Achieving the cognitive edge?
Ahead of his presentation at TAI Cymru this week, Prof David Snowden, chief scientific officer at Cognitive Edge, writes that wide scale engagement of all actors in the housing sector on a near real time basis offers a real prospect of making a major difference in the nature and impact of service in the housing sector to society as a whole.
Small things can have big effects; rumours build with little reference to the facts and minor incidents in the wrong context can escalate into major issues. It was always like this, but in a world where social media removes any barriers to connectivity the effects can be devastating.
Small things also matter to people more; a simple act of kindness, facilitating what would otherwise be a bureaucratic nightmare, breaking the odd rule to demonstrate empathy, can also have a much larger impact than people imagine.
In all cases fast feedback loops and the ability to sense the significance of something apparently minor which may quickly magnify out of control are vital. Known as weak signal detection, the ability to discover things early enough to make a difference is one of the positive effects of modern technology. Within the foresight and scenario planning communities, we are moving from trying to forecast the future to triggering human attention to the apparently insignificant in a swamp of data.
In my presentation I will be looking at the ways we can use citizen journalism and citizen engagement to create human sensor networks able to provide data in a timely manner and also to create peer to peer knowledge flow of ideas and solutions that normally get lost in structured feedback. The approach is based on understanding the day to day narratives of people's lives and the impact of those stories on our and their actions. Critically, we also need to know how those people interpret their stories - we need to see their perspective, not ours or that of a researcher or algorithm. If we can create such networks we can carry out real time decision support and mass consultation.

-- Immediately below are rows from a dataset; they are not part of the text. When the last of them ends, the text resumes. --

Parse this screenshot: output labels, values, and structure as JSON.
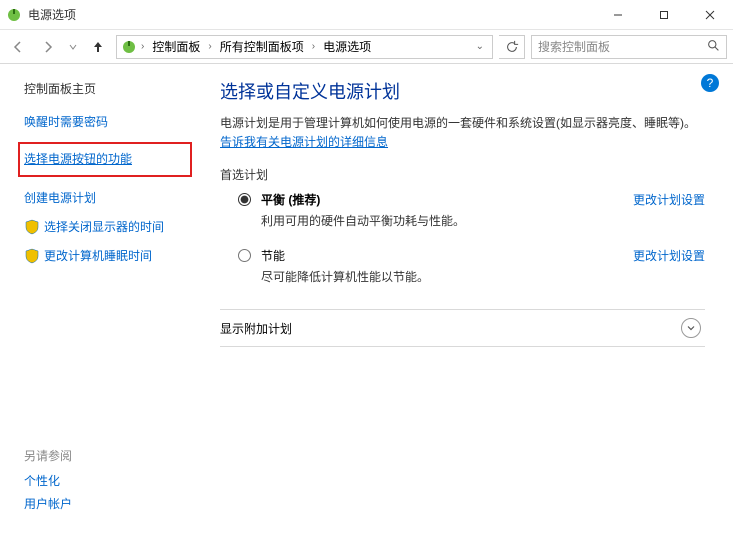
{
  "window": {
    "title": "电源选项"
  },
  "breadcrumbs": {
    "items": [
      "控制面板",
      "所有控制面板项",
      "电源选项"
    ]
  },
  "search": {
    "placeholder": "搜索控制面板"
  },
  "sidebar": {
    "home": "控制面板主页",
    "links": [
      {
        "label": "唤醒时需要密码",
        "icon": false,
        "highlight": false
      },
      {
        "label": "选择电源按钮的功能",
        "icon": false,
        "highlight": true
      },
      {
        "label": "创建电源计划",
        "icon": false,
        "highlight": false
      },
      {
        "label": "选择关闭显示器的时间",
        "icon": true,
        "highlight": false
      },
      {
        "label": "更改计算机睡眠时间",
        "icon": true,
        "highlight": false
      }
    ],
    "see_also_header": "另请参阅",
    "see_also": [
      "个性化",
      "用户帐户"
    ]
  },
  "content": {
    "heading": "选择或自定义电源计划",
    "desc_prefix": "电源计划是用于管理计算机如何使用电源的一套硬件和系统设置(如显示器亮度、睡眠等)。",
    "desc_link": "告诉我有关电源计划的详细信息",
    "preferred_label": "首选计划",
    "plans": [
      {
        "title": "平衡 (推荐)",
        "sub": "利用可用的硬件自动平衡功耗与性能。",
        "selected": true,
        "action": "更改计划设置"
      },
      {
        "title": "节能",
        "sub": "尽可能降低计算机性能以节能。",
        "selected": false,
        "action": "更改计划设置"
      }
    ],
    "extra_label": "显示附加计划"
  }
}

The approach has already been used in the ONS Measuring the Mountain Project which was recently subject to a formal report and ministerial statement within Wales. This used self integrated narrative to measure the impact of social services on the people of Wales. Critically in this approach advocacy is hard baked into the capture. Wales has been the centre for development of these techniques - the use of trans-generational pairing in the Valley’s project for example. For those seeking an evidence base for social change and purpose, the ability to combine the objectivity of statistics with the persuasive power of people’s own stories is key.
The basis for much of this work lies in the natural sciences and anthropology. Complexity science is sometimes known as the science of inherent uncertainty and the Cynefin framework is now established internationally as a means of understanding and acting under such conditions. Recognising the cognitive bias as a part and parcel of what we are is also critical. To take one example from a 2013 paper:
- 24 radiologists were asked to perform a familiar lung nodule detection task.
- A picture of a gorilla, 48 times larger than the average nodule, was inserted in the last case.
- 83 per cent of radiologists did not see the gorilla.
- Eye-tracking showed that the majority of the those who missed the gorilla looked directly at it
This is called inattentional blindness and it's good and bad news. On the downside we do not see what we do not expect to see; on the upside think how many opportunities for real sustainable change we are missing every day.
Wide scale engagement of all actors in the housing sector on a near real time basis offers a real prospect of making a major difference in the nature and impact of service in the housing sector to society as a whole.